- [EXERCISE GOAL] Please state how many lines in the records below contain the word "data"; the answer should be a number and nothing else.

- [MATERIAL FOR THIS EXERCISE]
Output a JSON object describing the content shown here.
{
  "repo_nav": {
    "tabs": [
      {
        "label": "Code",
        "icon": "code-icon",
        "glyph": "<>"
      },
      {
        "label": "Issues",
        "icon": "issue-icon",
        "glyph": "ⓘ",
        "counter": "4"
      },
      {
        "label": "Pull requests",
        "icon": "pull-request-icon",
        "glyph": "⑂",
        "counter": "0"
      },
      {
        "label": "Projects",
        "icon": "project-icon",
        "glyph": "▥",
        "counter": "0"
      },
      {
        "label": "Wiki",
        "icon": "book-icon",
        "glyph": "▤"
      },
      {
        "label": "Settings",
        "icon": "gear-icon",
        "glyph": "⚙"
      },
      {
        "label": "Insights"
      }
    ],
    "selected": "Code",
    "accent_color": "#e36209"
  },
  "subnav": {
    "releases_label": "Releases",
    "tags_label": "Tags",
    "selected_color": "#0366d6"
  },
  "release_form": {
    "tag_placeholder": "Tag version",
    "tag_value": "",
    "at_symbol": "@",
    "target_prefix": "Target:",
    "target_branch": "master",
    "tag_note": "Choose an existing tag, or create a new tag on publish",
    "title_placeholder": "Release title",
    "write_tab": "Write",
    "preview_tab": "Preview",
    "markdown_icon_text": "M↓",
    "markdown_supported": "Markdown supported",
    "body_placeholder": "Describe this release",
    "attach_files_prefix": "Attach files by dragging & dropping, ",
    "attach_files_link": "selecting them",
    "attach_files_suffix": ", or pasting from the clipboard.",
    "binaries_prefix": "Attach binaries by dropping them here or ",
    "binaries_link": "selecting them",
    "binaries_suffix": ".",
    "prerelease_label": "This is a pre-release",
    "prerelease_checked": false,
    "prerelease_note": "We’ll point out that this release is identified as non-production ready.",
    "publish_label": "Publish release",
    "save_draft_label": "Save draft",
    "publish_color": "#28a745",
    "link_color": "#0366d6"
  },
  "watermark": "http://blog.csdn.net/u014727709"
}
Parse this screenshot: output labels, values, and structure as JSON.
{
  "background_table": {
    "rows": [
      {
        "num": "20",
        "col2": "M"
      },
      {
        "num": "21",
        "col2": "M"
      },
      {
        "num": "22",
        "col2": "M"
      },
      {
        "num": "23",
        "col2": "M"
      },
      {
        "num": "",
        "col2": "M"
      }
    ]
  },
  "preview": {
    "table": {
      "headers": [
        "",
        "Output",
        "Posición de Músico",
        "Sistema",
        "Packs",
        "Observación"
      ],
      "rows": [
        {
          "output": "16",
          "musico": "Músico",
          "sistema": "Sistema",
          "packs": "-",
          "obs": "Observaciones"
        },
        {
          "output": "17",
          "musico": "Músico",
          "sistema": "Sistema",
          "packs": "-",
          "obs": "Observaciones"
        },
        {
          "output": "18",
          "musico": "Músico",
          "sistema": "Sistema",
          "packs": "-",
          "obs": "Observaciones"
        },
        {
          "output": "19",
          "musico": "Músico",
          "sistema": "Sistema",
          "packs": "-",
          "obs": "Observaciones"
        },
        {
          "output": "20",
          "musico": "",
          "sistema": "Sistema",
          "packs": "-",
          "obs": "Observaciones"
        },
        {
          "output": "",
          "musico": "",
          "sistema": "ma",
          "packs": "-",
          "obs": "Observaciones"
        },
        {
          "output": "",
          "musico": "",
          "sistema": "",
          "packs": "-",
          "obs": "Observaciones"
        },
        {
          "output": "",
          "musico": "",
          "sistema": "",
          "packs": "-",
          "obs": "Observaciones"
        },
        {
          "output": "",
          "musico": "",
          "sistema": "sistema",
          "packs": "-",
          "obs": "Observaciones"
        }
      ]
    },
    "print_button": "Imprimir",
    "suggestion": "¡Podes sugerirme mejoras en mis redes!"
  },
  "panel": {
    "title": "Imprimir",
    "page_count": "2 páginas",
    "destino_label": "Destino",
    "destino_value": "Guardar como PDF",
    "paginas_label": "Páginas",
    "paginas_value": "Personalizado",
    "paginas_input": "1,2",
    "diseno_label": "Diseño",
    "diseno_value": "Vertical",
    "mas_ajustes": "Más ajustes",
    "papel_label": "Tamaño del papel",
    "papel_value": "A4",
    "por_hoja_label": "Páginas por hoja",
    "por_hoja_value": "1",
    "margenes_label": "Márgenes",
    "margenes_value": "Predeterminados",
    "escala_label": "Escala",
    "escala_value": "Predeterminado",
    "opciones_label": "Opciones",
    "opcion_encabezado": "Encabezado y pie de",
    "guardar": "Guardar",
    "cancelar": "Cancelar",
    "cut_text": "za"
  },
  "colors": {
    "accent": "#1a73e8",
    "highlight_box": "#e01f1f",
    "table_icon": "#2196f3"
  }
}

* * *

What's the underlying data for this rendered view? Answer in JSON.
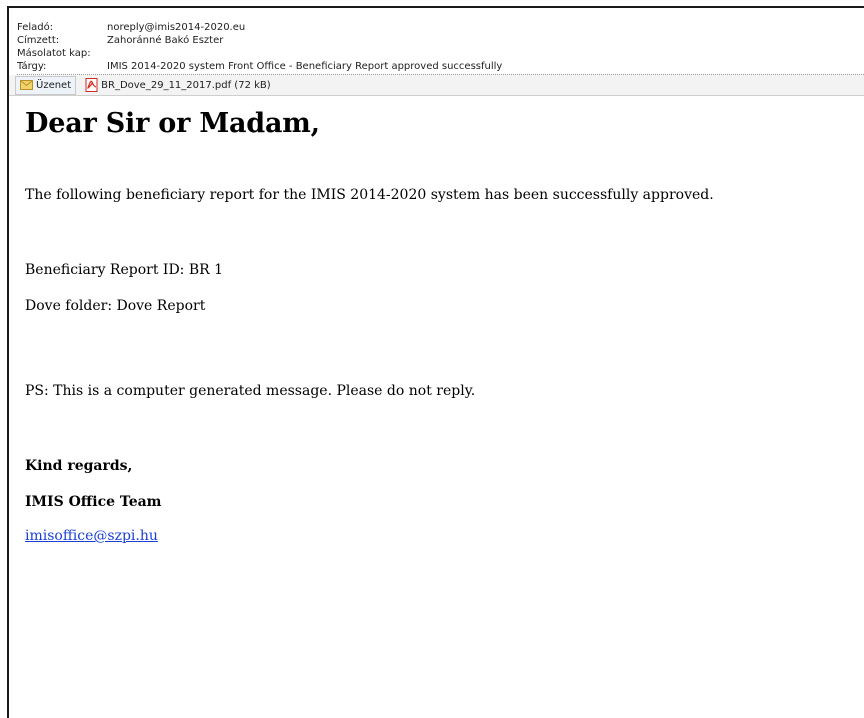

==

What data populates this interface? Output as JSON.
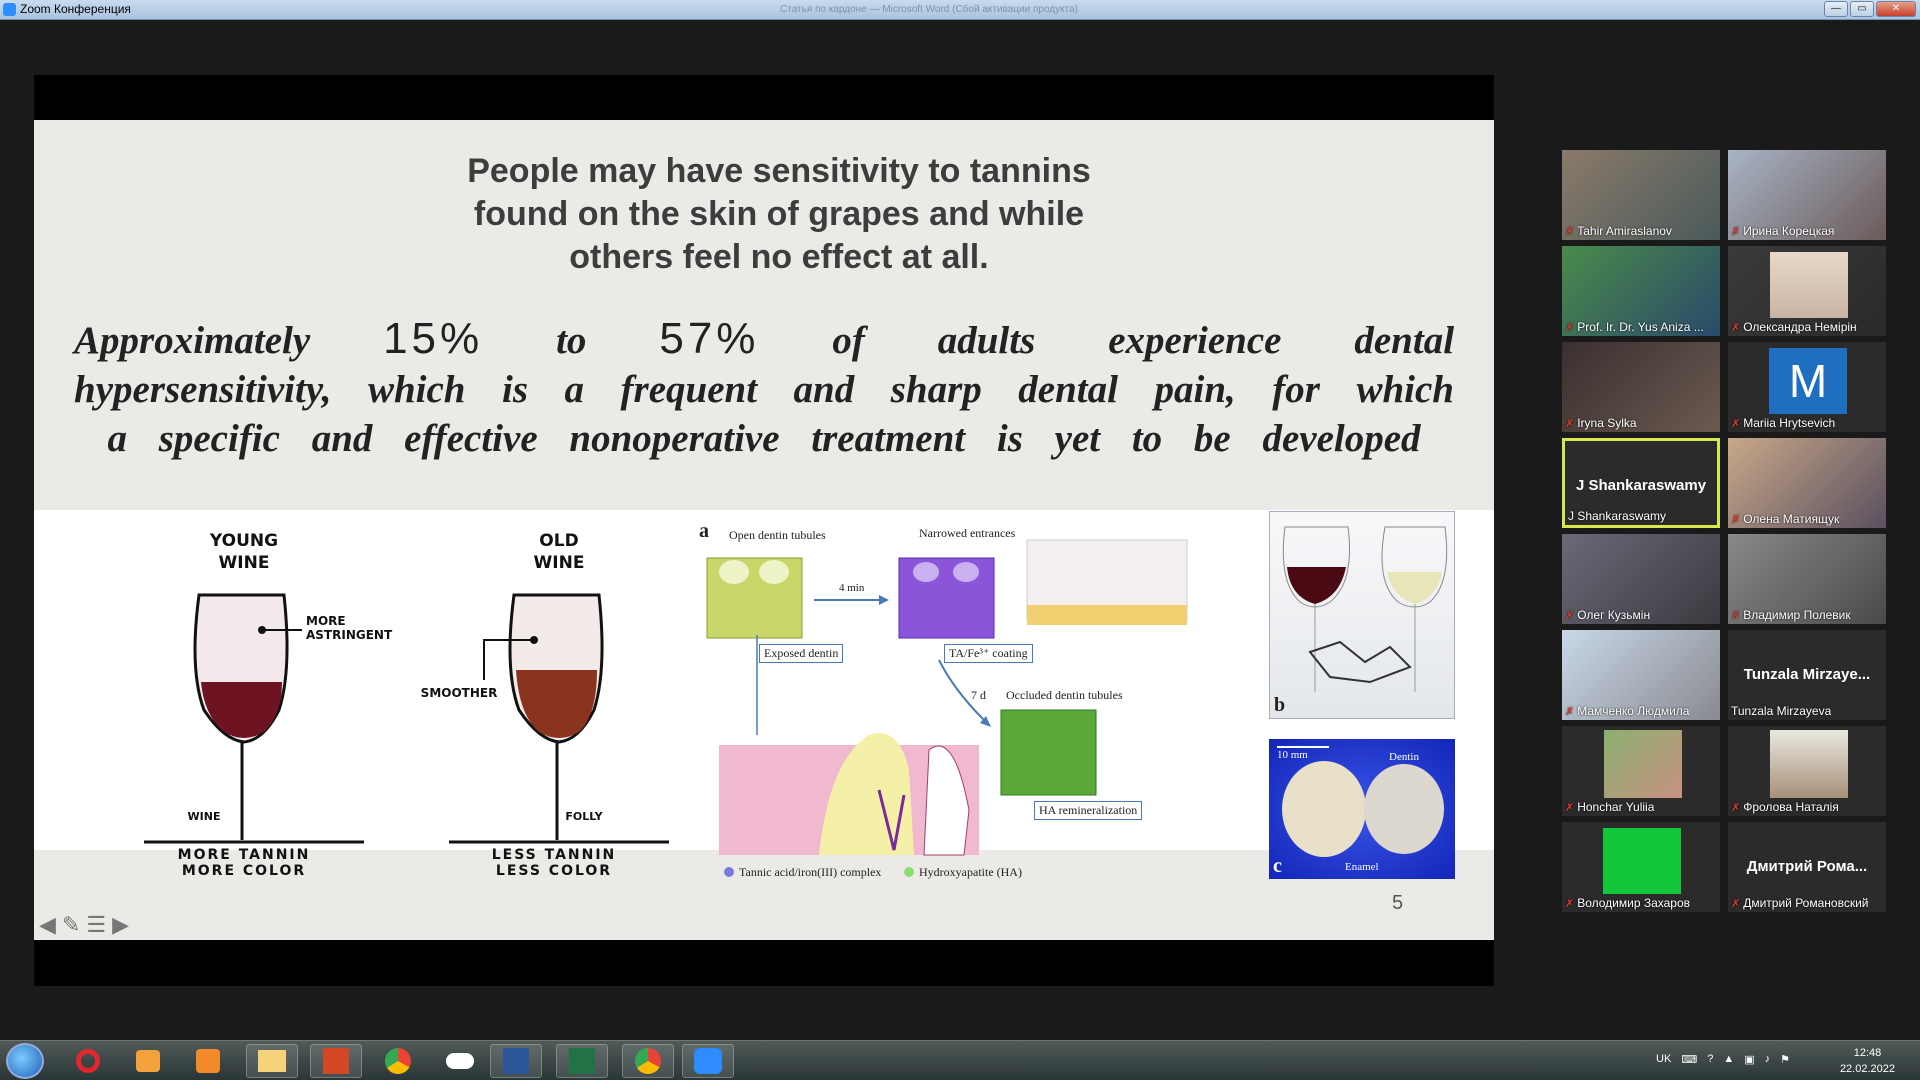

- [RESPONSE FOR THIS EXERCISE] 2